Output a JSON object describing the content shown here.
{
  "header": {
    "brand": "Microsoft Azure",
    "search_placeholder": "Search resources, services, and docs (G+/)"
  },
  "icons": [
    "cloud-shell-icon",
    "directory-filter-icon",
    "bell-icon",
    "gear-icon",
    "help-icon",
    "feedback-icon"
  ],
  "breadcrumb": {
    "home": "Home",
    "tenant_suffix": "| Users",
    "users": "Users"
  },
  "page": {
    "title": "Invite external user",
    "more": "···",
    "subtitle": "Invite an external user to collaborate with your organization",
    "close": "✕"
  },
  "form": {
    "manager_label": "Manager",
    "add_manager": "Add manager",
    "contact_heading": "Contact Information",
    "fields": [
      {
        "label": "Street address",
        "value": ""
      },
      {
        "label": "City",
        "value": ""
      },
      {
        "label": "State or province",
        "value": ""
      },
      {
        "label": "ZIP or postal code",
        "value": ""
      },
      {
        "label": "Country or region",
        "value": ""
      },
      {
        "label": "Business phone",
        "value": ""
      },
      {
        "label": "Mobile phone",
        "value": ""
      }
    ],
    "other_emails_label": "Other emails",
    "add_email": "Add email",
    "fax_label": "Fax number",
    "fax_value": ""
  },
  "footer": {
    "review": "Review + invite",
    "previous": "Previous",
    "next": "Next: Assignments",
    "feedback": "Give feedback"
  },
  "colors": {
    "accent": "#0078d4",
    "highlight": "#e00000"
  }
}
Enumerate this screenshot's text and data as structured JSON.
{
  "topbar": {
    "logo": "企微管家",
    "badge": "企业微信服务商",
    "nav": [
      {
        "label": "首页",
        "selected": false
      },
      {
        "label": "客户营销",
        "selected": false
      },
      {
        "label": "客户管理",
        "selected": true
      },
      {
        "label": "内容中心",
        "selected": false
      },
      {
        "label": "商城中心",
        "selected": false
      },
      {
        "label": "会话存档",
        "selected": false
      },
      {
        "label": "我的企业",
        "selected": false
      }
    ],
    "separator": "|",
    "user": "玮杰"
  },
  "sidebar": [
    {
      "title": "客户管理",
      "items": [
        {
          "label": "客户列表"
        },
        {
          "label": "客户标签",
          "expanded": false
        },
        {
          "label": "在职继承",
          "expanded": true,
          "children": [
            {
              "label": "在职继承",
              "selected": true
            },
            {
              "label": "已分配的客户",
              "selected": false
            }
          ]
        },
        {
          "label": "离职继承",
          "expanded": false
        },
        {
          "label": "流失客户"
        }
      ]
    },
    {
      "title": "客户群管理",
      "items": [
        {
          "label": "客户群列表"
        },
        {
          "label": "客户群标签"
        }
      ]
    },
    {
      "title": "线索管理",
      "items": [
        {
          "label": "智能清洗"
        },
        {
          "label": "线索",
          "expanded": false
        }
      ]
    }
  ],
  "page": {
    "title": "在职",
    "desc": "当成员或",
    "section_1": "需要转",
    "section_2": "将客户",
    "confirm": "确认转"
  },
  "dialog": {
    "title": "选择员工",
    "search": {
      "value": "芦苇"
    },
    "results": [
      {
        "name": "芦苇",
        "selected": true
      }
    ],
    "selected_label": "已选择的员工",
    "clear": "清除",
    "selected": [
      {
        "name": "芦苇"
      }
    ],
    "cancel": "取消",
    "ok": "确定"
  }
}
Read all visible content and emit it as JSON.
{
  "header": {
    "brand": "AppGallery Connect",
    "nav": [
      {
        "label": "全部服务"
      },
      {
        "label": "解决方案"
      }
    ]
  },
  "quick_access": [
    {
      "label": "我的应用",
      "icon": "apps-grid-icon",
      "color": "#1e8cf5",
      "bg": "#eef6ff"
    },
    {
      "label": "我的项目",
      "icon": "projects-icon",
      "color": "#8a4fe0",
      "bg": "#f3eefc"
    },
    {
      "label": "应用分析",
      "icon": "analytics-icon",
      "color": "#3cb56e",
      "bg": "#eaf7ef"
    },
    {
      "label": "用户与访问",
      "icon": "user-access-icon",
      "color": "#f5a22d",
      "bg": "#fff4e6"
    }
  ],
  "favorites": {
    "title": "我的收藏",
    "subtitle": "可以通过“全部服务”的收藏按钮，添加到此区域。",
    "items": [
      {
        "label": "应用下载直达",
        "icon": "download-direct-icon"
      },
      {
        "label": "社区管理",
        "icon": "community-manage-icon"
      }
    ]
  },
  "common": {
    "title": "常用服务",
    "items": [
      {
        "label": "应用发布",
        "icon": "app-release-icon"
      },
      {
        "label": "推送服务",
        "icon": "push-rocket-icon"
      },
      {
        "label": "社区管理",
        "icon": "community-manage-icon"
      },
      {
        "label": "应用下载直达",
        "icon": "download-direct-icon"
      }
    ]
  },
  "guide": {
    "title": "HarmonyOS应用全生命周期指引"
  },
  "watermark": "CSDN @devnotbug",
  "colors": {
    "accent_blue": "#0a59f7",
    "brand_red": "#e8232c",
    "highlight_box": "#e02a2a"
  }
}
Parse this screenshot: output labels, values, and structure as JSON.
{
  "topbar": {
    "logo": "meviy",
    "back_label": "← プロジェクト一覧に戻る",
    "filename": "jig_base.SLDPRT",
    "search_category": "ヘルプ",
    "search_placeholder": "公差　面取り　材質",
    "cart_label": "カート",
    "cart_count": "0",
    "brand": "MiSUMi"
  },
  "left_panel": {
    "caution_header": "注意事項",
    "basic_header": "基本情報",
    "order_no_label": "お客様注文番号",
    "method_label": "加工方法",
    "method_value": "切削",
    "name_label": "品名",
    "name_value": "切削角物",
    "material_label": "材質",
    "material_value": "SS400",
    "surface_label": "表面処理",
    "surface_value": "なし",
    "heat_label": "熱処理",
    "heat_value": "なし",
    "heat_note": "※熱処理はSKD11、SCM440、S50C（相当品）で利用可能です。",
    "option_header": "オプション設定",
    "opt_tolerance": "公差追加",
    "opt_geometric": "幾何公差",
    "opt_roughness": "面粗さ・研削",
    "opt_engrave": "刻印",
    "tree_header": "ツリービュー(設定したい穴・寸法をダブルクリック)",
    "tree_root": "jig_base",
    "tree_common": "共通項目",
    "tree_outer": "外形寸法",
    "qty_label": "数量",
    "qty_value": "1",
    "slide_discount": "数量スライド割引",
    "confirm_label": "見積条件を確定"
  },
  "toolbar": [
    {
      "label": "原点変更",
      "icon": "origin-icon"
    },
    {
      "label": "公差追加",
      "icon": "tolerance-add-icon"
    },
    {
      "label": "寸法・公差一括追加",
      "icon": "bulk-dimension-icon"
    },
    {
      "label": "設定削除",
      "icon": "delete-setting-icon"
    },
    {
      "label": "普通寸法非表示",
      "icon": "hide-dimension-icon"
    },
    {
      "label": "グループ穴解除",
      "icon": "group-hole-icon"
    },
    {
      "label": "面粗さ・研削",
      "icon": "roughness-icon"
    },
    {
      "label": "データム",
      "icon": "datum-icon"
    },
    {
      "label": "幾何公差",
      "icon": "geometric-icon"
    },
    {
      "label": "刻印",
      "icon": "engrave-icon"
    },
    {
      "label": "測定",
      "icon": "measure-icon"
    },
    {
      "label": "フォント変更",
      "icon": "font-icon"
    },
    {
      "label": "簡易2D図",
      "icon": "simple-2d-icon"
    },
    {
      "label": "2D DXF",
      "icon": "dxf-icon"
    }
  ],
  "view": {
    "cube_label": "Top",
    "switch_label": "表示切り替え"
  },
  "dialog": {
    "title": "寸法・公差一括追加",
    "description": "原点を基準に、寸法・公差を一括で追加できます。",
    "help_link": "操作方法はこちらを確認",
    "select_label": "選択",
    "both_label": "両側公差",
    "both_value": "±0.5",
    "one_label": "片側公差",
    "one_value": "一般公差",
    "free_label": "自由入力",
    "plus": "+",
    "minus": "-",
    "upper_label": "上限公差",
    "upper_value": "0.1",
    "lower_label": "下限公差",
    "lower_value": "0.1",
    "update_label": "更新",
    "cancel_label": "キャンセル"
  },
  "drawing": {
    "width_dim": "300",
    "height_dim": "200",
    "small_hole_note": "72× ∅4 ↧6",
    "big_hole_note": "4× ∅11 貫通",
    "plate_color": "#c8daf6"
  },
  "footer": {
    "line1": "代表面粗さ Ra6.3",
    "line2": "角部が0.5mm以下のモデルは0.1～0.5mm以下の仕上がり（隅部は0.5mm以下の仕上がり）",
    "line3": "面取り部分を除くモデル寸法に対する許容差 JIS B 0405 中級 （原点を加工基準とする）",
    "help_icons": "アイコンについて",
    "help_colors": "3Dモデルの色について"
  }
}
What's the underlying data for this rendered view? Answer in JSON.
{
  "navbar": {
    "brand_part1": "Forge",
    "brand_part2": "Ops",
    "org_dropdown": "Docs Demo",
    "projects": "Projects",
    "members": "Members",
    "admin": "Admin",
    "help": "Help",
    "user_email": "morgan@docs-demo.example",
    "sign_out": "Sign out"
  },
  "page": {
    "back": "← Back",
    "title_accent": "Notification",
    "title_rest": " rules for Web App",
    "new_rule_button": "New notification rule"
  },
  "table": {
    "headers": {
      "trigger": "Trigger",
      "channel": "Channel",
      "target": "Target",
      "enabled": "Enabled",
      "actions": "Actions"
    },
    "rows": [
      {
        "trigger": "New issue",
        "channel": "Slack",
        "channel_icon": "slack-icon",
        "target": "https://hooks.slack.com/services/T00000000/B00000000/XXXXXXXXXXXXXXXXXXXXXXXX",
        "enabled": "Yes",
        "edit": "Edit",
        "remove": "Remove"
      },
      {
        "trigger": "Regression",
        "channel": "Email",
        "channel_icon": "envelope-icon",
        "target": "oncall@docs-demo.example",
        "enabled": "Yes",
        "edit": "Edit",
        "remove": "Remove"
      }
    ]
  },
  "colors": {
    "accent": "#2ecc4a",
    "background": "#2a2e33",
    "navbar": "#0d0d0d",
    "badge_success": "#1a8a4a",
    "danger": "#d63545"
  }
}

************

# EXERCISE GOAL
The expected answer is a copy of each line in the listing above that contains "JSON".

# WRITTEN SOLUTION
Output a JSON object describing the content shown here.
Enumerate this screenshot's text and data as structured JSON.
Read all visible content and emit it as JSON.
Parse this screenshot: output labels, values, and structure as JSON.
What's the underlying data for this rendered view? Answer in JSON.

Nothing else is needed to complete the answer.